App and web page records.
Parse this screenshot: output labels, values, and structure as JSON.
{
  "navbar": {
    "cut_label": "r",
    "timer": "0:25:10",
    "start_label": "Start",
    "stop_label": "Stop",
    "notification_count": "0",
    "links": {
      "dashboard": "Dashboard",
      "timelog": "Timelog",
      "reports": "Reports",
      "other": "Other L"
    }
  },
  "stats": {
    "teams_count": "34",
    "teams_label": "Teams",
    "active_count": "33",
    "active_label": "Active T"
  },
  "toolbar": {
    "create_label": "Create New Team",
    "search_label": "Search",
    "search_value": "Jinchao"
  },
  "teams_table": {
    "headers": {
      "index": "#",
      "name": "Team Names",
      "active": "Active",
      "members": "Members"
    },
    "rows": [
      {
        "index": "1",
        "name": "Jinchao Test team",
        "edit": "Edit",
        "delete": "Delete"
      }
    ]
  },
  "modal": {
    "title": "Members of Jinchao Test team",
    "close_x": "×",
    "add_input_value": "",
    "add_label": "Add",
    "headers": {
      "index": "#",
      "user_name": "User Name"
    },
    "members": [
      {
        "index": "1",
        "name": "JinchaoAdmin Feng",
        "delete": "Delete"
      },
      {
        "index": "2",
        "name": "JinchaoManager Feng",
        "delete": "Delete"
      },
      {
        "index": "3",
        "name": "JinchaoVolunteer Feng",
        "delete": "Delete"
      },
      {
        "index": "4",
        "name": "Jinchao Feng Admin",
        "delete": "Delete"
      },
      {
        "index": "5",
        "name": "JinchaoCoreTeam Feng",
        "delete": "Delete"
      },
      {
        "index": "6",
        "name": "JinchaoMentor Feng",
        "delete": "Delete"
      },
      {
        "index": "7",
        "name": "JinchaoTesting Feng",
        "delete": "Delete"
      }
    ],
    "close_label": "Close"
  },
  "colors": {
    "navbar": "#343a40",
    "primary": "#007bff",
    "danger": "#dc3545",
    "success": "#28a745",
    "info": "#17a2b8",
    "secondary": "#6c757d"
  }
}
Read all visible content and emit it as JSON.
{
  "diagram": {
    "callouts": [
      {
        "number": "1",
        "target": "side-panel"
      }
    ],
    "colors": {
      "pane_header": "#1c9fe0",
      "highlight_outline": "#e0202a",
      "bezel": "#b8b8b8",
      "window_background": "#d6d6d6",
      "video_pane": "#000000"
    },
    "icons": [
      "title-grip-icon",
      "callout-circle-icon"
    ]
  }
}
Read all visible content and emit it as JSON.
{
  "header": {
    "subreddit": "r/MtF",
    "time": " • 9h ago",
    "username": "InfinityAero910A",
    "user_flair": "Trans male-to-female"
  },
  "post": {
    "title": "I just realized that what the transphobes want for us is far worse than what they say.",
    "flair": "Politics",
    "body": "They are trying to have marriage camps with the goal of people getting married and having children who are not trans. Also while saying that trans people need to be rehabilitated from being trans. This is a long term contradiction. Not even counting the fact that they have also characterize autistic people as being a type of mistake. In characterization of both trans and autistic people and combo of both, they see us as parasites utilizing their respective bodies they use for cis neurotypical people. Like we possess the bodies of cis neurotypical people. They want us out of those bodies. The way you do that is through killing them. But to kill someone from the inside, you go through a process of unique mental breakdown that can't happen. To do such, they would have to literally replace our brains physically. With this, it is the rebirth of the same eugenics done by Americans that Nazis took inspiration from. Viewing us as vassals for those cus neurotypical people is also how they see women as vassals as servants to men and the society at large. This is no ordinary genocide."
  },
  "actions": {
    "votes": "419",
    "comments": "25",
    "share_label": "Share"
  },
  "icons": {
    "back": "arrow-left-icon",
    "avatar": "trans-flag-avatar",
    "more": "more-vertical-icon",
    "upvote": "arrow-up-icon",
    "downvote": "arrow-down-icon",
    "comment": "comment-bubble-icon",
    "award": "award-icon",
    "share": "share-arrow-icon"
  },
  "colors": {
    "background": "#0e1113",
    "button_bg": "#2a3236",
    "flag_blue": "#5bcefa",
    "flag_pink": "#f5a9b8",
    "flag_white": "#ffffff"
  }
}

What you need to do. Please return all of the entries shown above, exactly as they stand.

Answer for this exercise.
Parse this screenshot: output labels, values, and structure as JSON.
{
  "navbar": {
    "cut_label": "r",
    "timer": "0:25:10",
    "start_label": "Start",
    "stop_label": "Stop",
    "notification_count": "0",
    "links": {
      "dashboard": "Dashboard",
      "timelog": "Timelog",
      "reports": "Reports",
      "other": "Other L"
    }
  },
  "stats": {
    "teams_count": "34",
    "teams_label": "Teams",
    "active_count": "33",
    "active_label": "Active T"
  },
  "toolbar": {
    "create_label": "Create New Team",
    "search_label": "Search",
    "search_value": "Jinchao"
  },
  "teams_table": {
    "headers": {
      "index": "#",
      "name": "Team Names",
      "active": "Active",
      "members": "Members"
    },
    "rows": [
      {
        "index": "1",
        "name": "Jinchao Test team",
        "edit": "Edit",
        "delete": "Delete"
      }
    ]
  },
  "modal": {
    "title": "Members of Jinchao Test team",
    "close_x": "×",
    "add_input_value": "",
    "add_label": "Add",
    "headers": {
      "index": "#",
      "user_name": "User Name"
    },
    "members": [
      {
        "index": "1",
        "name": "JinchaoAdmin Feng",
        "delete": "Delete"
      },
      {
        "index": "2",
        "name": "JinchaoManager Feng",
        "delete": "Delete"
      },
      {
        "index": "3",
        "name": "JinchaoVolunteer Feng",
        "delete": "Delete"
      },
      {
        "index": "4",
        "name": "Jinchao Feng Admin",
        "delete": "Delete"
      },
      {
        "index": "5",
        "name": "JinchaoCoreTeam Feng",
        "delete": "Delete"
      },
      {
        "index": "6",
        "name": "JinchaoMentor Feng",
        "delete": "Delete"
      },
      {
        "index": "7",
        "name": "JinchaoTesting Feng",
        "delete": "Delete"
      }
    ],
    "close_label": "Close"
  },
  "colors": {
    "navbar": "#343a40",
    "primary": "#007bff",
    "danger": "#dc3545",
    "success": "#28a745",
    "info": "#17a2b8",
    "secondary": "#6c757d"
  }
}
Read all visible content and emit it as JSON.
{
  "diagram": {
    "callouts": [
      {
        "number": "1",
        "target": "side-panel"
      }
    ],
    "colors": {
      "pane_header": "#1c9fe0",
      "highlight_outline": "#e0202a",
      "bezel": "#b8b8b8",
      "window_background": "#d6d6d6",
      "video_pane": "#000000"
    },
    "icons": [
      "title-grip-icon",
      "callout-circle-icon"
    ]
  }
}
Read all visible content and emit it as JSON.
{
  "header": {
    "subreddit": "r/MtF",
    "time": " • 9h ago",
    "username": "InfinityAero910A",
    "user_flair": "Trans male-to-female"
  },
  "post": {
    "title": "I just realized that what the transphobes want for us is far worse than what they say.",
    "flair": "Politics",
    "body": "They are trying to have marriage camps with the goal of people getting married and having children who are not trans. Also while saying that trans people need to be rehabilitated from being trans. This is a long term contradiction. Not even counting the fact that they have also characterize autistic people as being a type of mistake. In characterization of both trans and autistic people and combo of both, they see us as parasites utilizing their respective bodies they use for cis neurotypical people. Like we possess the bodies of cis neurotypical people. They want us out of those bodies. The way you do that is through killing them. But to kill someone from the inside, you go through a process of unique mental breakdown that can't happen. To do such, they would have to literally replace our brains physically. With this, it is the rebirth of the same eugenics done by Americans that Nazis took inspiration from. Viewing us as vassals for those cus neurotypical people is also how they see women as vassals as servants to men and the society at large. This is no ordinary genocide."
  },
  "actions": {
    "votes": "419",
    "comments": "25",
    "share_label": "Share"
  },
  "icons": {
    "back": "arrow-left-icon",
    "avatar": "trans-flag-avatar",
    "more": "more-vertical-icon",
    "upvote": "arrow-up-icon",
    "downvote": "arrow-down-icon",
    "comment": "comment-bubble-icon",
    "award": "award-icon",
    "share": "share-arrow-icon"
  },
  "colors": {
    "background": "#0e1113",
    "button_bg": "#2a3236",
    "flag_blue": "#5bcefa",
    "flag_pink": "#f5a9b8",
    "flag_white": "#ffffff"
  }
}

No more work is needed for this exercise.